Then a bird began to sing. I looked up at the tree but couldn't see it at first. Who'd handed it a microphone? It wasn't just singing; it was yelling a song out as though hoping it would reach a little birdy penpal in the Far East.
I caught some of the words. The song went something like this.
'I'm a bloody brilliant singer.
There should be an X-Factor programme for birdies.
Simon Cowell wouldn't know what had hit him.
Tweet tweet double tweet.
Why does Adele get all the attention?
She doesn't even enunciate her consonants.
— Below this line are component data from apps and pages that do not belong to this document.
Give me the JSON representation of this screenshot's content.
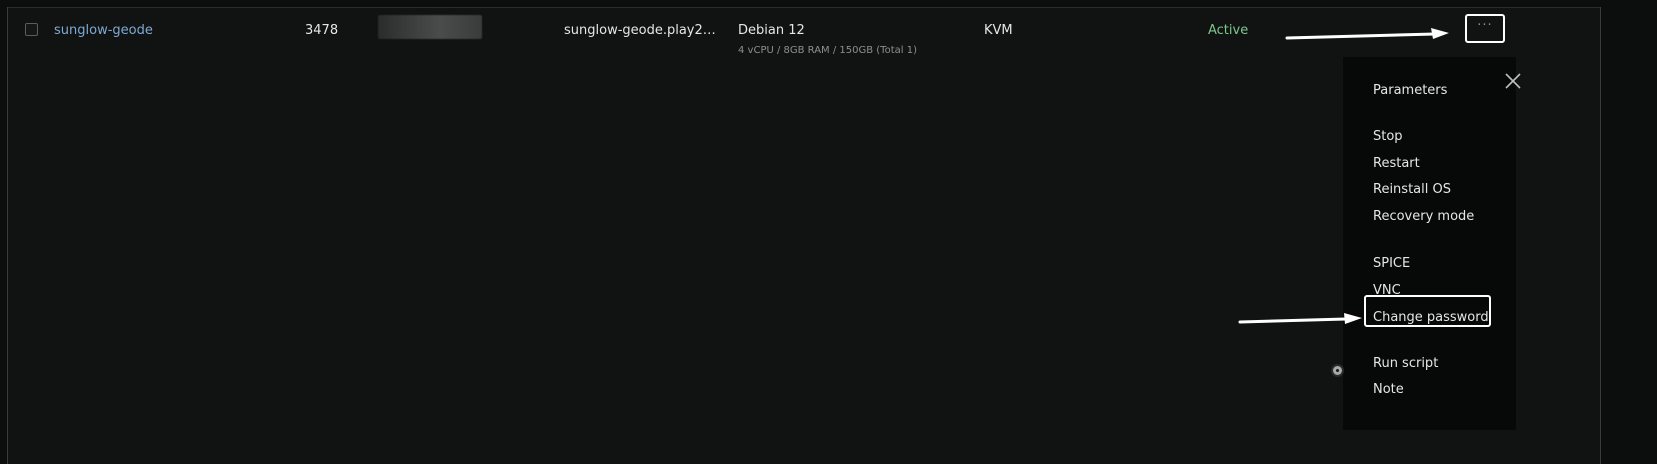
{
  "row": {
    "name": "sunglow-geode",
    "id": "3478",
    "hostname": "sunglow-geode.play2go...",
    "os": "Debian 12",
    "specs": "4 vCPU / 8GB RAM / 150GB (Total 1)",
    "virtualization": "KVM",
    "status": "Active",
    "actions_label": "···"
  },
  "menu": {
    "items": [
      {
        "label": "Parameters"
      },
      {
        "label": "Stop"
      },
      {
        "label": "Restart"
      },
      {
        "label": "Reinstall OS"
      },
      {
        "label": "Recovery mode"
      },
      {
        "label": "SPICE"
      },
      {
        "label": "VNC"
      },
      {
        "label": "Change password"
      },
      {
        "label": "Run script"
      },
      {
        "label": "Note"
      }
    ]
  },
  "colors": {
    "link": "#7fa9d2",
    "status_active": "#7ec68a",
    "background": "#111313",
    "menu_background": "#070808"
  }
}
I do. TweeeeeeeeeeeeeeT.
See, no glottal stops for me.
David Bowie kicks the bucket and, oh yes, SO much fuss,
but if I keeled over now and lay on my back,
my little dead legs in the air like bonsai twigs,
who's going to miss MY music?'
Tweet tweet double tweet.'
As you can see, the little bird needs to revise 'Effective Rhyming for Wildlife', but there was no doubting the emotive content.
On and on it sang, and then at last I saw it. No wonder it had taken a while to locate it. It was this big.
|Almost a wart, although a pretty one.|
One reason for using that picture of the knitted bird is that I don't know if it was a wren or a sparrow or a bluetit or, indeed, an ostrich. An ostrich is less likely; I don't think an ostrich would know about David Bowie.
I don't know what I was doing during those lessons when my junior school teacher taught us about 'British Birds'. I may have been practising the use of semi-colons under the desk, being already more of a punctuation person than a nature lover.
When it comes to the definition of 'tiny, fragile, beautifully-crafted things that sing', I think this could equally describe a comma or a full-stop. I suspect this sets me apart from much of the population of
I don't know the difference between a tit or wren.
I am much more interested in those moments when
a comma splits a sentence into clauses oh-so-sweet.
I'll take that any day above a random birdy tweet.
ON THE OTHER HAND .....
It did impress me, that such a major noise could emit from such a tiny little creature. It got me thinking (uh oh, Don't Let the Woman Think!), what other tiny things make big noises disproportionate to their size?
|'Weeeeeeeeeeeeeeeeelllllll You know you make me wanna SHOUT!'|
|These will snap, crackle and pop for precisely 3.25 minutes while you listen, fascinated.|
And then at 3.26 minutes, they'll be soggy.
|Any fly trying to escape through a pane of glass. They only do this when you've just|
settled down for a Sunday afternoon nap.
|Any small child denied instant satisfaction|
Children's plastic recorders. They may look innocent. But so did Crippen.